The Taipei Municipal Jieshou Junior High School recently invited a production company to show students a film called Smiling Cross.
The 2011 production by Passion 99 International Movie Co tells the story of a young male college student who longs for romance but who has difficulty meeting women.
Although the story seems innocuous, the question-and-answer session that follows is a textbook example as to why religious groups should be kept out of the public school system, reports taipeitimes.com.
Democratic Progressive Party Legislator Tuan Yi-kang wrote on his Facebook page that at the end of the screening to an estimated 700 eighth grade students, the film’s lead actor appeared in front of the assembled children and “confessed” to taking the wrong path, a reference to being gay.
Finding god, he added, set him on the right path, and that is he was cured of his same-sex orientation. He concluded the session by telling the students to lower their heads and pray.

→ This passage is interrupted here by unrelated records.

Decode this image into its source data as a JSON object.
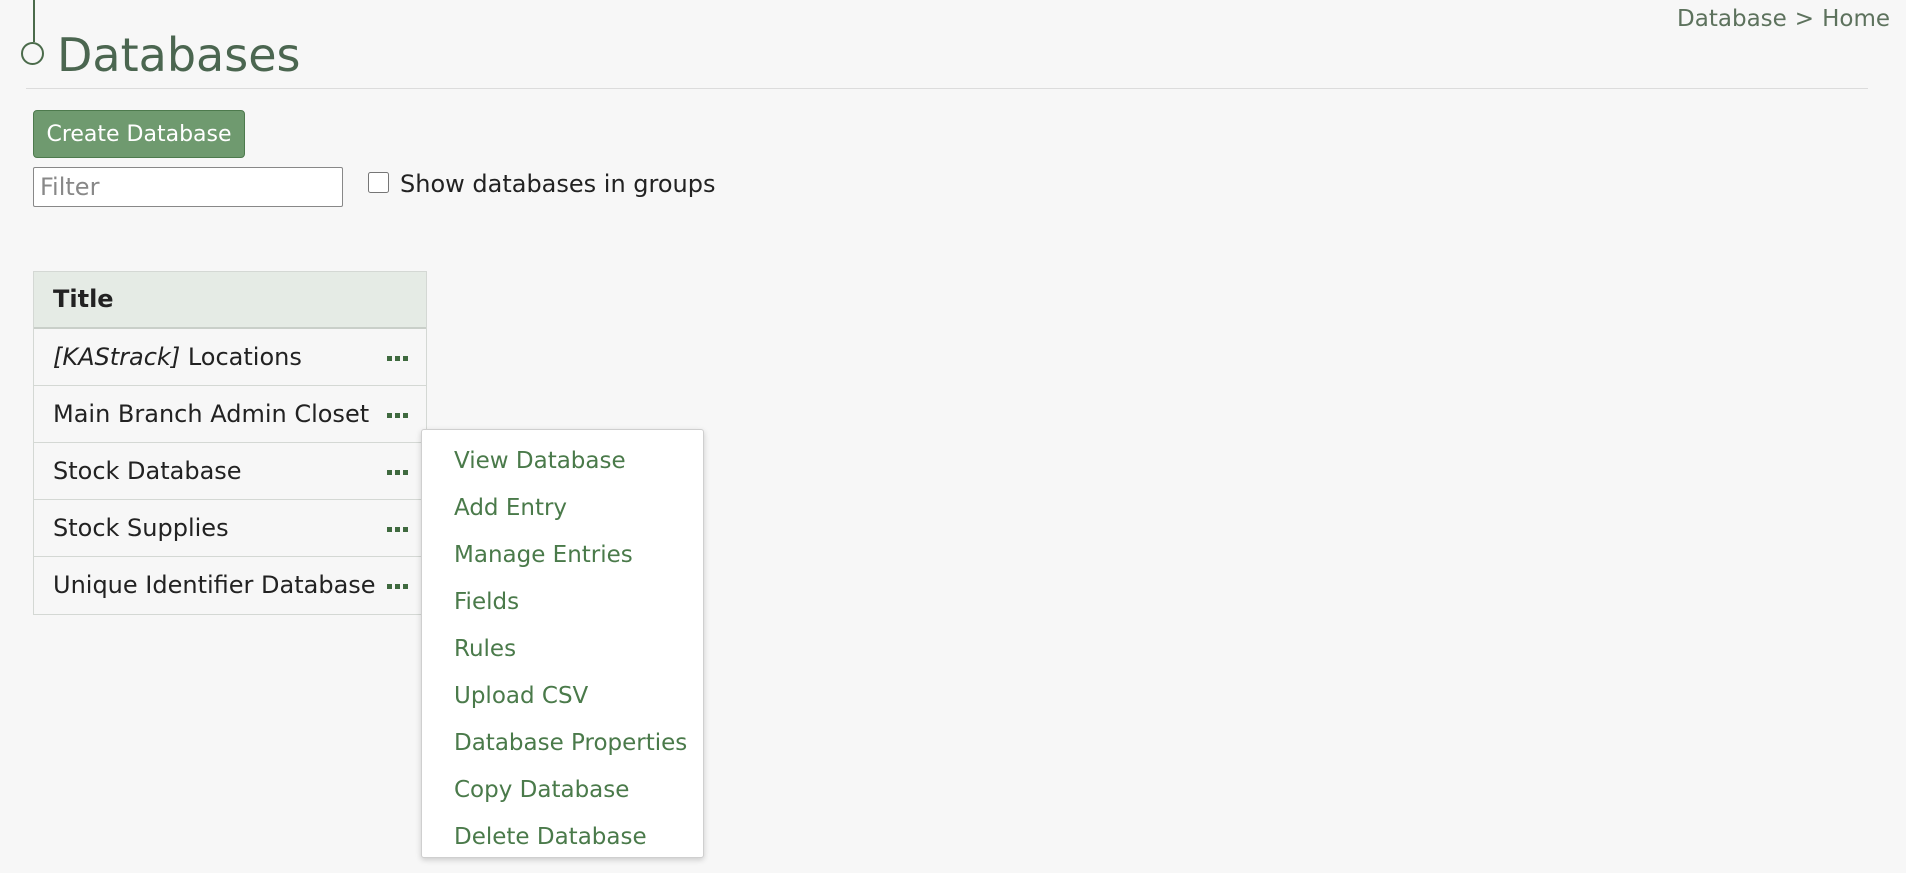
{
  "header": {
    "title": "Databases",
    "breadcrumb": [
      {
        "label": "Database"
      },
      {
        "label": "Home"
      }
    ],
    "breadcrumb_sep": ">"
  },
  "toolbar": {
    "create_label": "Create Database",
    "filter_placeholder": "Filter",
    "filter_value": "",
    "groups_label": "Show databases in groups",
    "groups_checked": false
  },
  "table": {
    "header": "Title",
    "rows": [
      {
        "tag": "[KAStrack]",
        "name": " Locations"
      },
      {
        "tag": "",
        "name": "Main Branch Admin Closet"
      },
      {
        "tag": "",
        "name": "Stock Database"
      },
      {
        "tag": "",
        "name": "Stock Supplies"
      },
      {
        "tag": "",
        "name": "Unique Identifier Database"
      }
    ]
  },
  "context_menu": {
    "items": [
      "View Database",
      "Add Entry",
      "Manage Entries",
      "Fields",
      "Rules",
      "Upload CSV",
      "Database Properties",
      "Copy Database",
      "Delete Database"
    ]
  },
  "colors": {
    "accent": "#4a7a4a",
    "button": "#6f9a6f",
    "title": "#4b6650"
  }
}
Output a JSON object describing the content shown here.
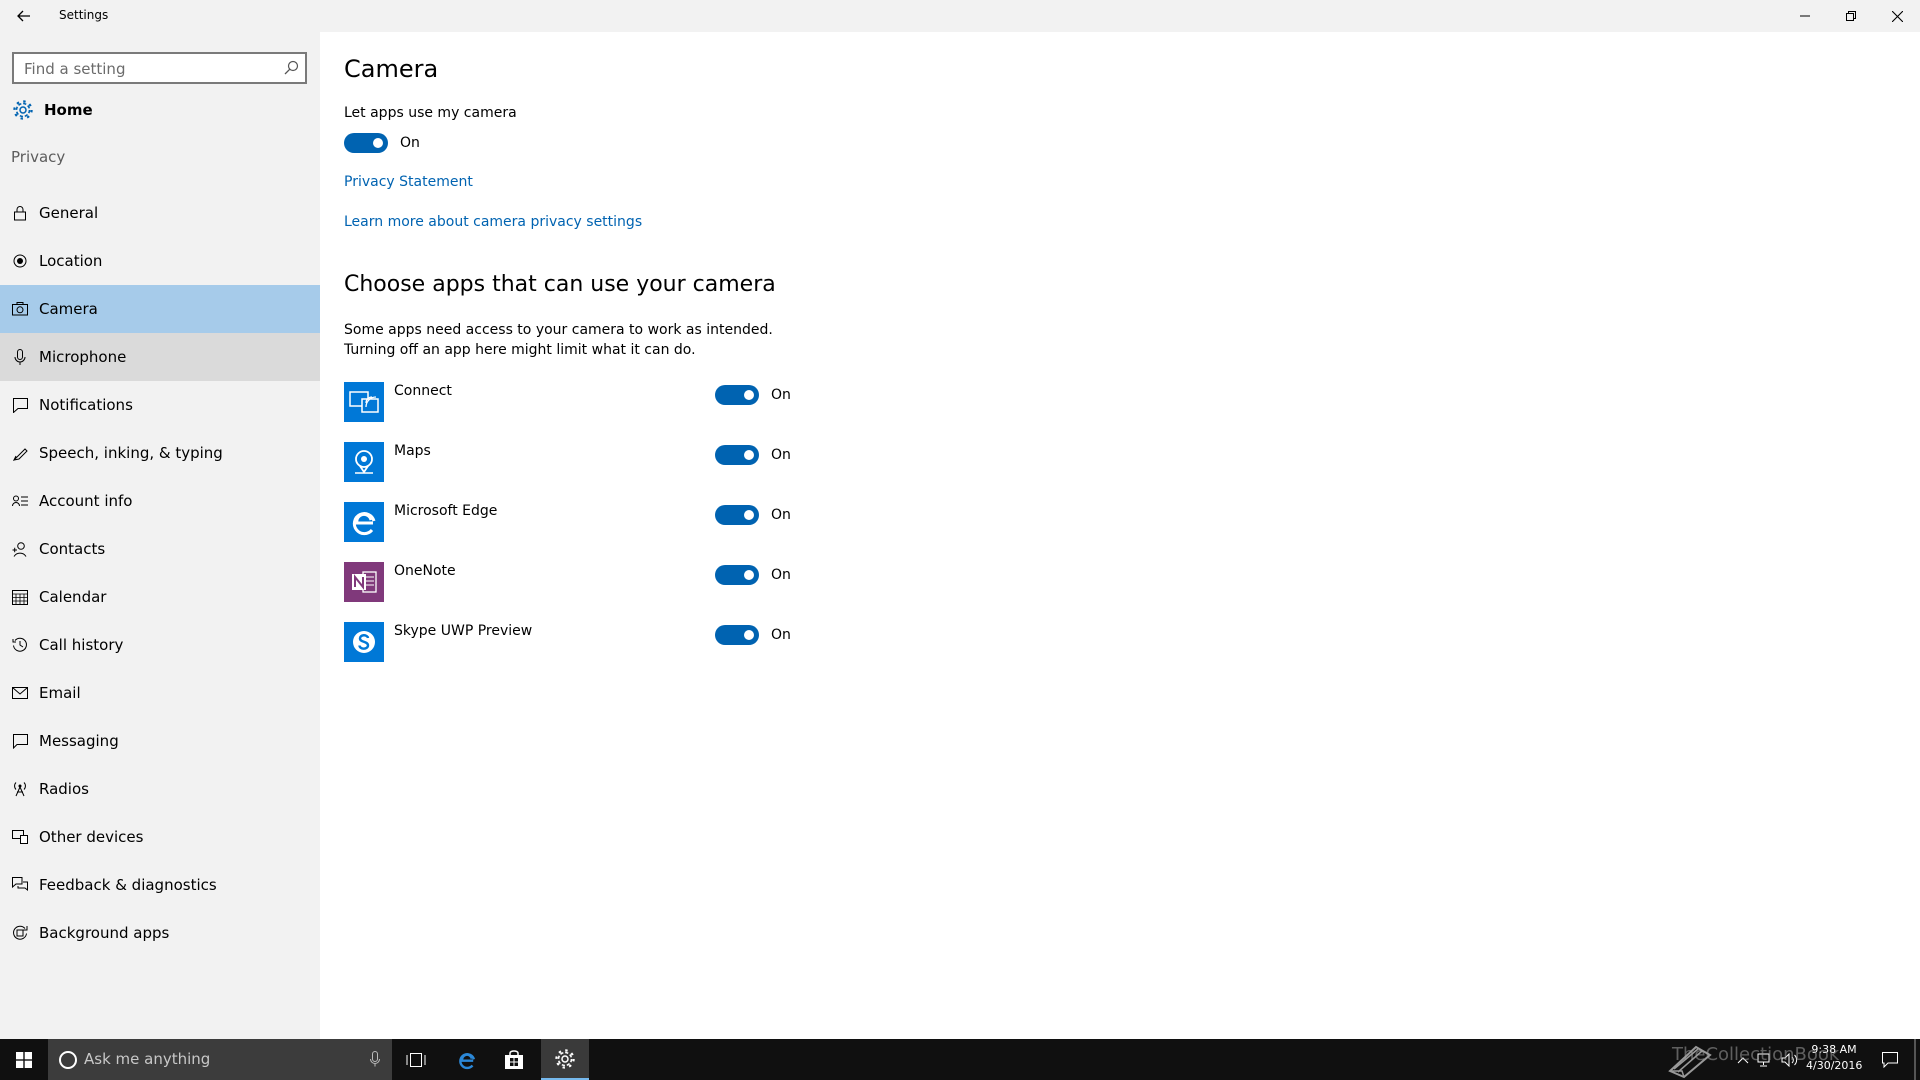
{
  "window": {
    "title": "Settings"
  },
  "sidebar": {
    "search_placeholder": "Find a setting",
    "home_label": "Home",
    "section_label": "Privacy",
    "items": [
      {
        "label": "General",
        "icon": "lock-icon"
      },
      {
        "label": "Location",
        "icon": "location-icon"
      },
      {
        "label": "Camera",
        "icon": "camera-icon"
      },
      {
        "label": "Microphone",
        "icon": "microphone-icon"
      },
      {
        "label": "Notifications",
        "icon": "notifications-icon"
      },
      {
        "label": "Speech, inking, & typing",
        "icon": "speech-icon"
      },
      {
        "label": "Account info",
        "icon": "account-info-icon"
      },
      {
        "label": "Contacts",
        "icon": "contacts-icon"
      },
      {
        "label": "Calendar",
        "icon": "calendar-icon"
      },
      {
        "label": "Call history",
        "icon": "history-icon"
      },
      {
        "label": "Email",
        "icon": "email-icon"
      },
      {
        "label": "Messaging",
        "icon": "messaging-icon"
      },
      {
        "label": "Radios",
        "icon": "radios-icon"
      },
      {
        "label": "Other devices",
        "icon": "other-devices-icon"
      },
      {
        "label": "Feedback & diagnostics",
        "icon": "feedback-icon"
      },
      {
        "label": "Background apps",
        "icon": "background-apps-icon"
      }
    ],
    "selected": "Camera",
    "hovered": "Microphone"
  },
  "main": {
    "title": "Camera",
    "toggle_label": "Let apps use my camera",
    "toggle_state": "On",
    "privacy_link": "Privacy Statement",
    "learn_more_link": "Learn more about camera privacy settings",
    "apps_heading": "Choose apps that can use your camera",
    "apps_desc_line1": "Some apps need access to your camera to work as intended.",
    "apps_desc_line2": "Turning off an app here might limit what it can do.",
    "apps": [
      {
        "name": "Connect",
        "state": "On",
        "color": "#0078d7"
      },
      {
        "name": "Maps",
        "state": "On",
        "color": "#0078d7"
      },
      {
        "name": "Microsoft Edge",
        "state": "On",
        "color": "#0078d7"
      },
      {
        "name": "OneNote",
        "state": "On",
        "color": "#80397b"
      },
      {
        "name": "Skype UWP Preview",
        "state": "On",
        "color": "#0078d7"
      }
    ]
  },
  "taskbar": {
    "search_placeholder": "Ask me anything",
    "time": "9:38 AM",
    "date": "4/30/2016"
  },
  "watermark": "TheCollectionBook",
  "colors": {
    "accent": "#0063b1",
    "selected": "#a6cbea",
    "sidebar_bg": "#f2f2f2"
  }
}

The lawmaker says he learned of the incident following outrage by parents that the school had signed off on the film and discussion.
Tuan said such schools should be responsible for teaching students to respect diversity but instead allowing anti-gay propaganda.
“Imposing a certain standard for one’s sexual orientation is torturous for gay students,” he said. “The school should not try to forcefully change a student’s sexual orientation.”
Ironically, Lin Tsai-jui, principal of Jieshou Junior High School said that the film was part of the school’s gender equality education and that the movie enables students to see that there are many kinds of options in life.
“Appealing to diversity of opinion to allow discrimination in the schools is a slap in the face for education,” the report says.
The Ministry of Education earlier this week celebrated the 10th anniversary of the enactment of the Gender Equity Education Act but various state education agencies are headed by members linked to homophobic religious groups.
According to Passion 99’s blog, the movie was played at dozens of schools, from primary and secondary schools to universities.
Passion 99 is fully funded by Passion 99 Harvest Church, a conservative Christian organization that is active in anti-gay demonstrations.
Allowing such vested anti-gay information into the state school system raises questions about the separation of religion and the state, the taipeitimes.com report said.
It pointed out that Article 6 of the Education Basic Act clearly states that public schools shall not engage in promotional activities for any religion or belief nor force administrative personnel, teachers or students to participate in any religious activity.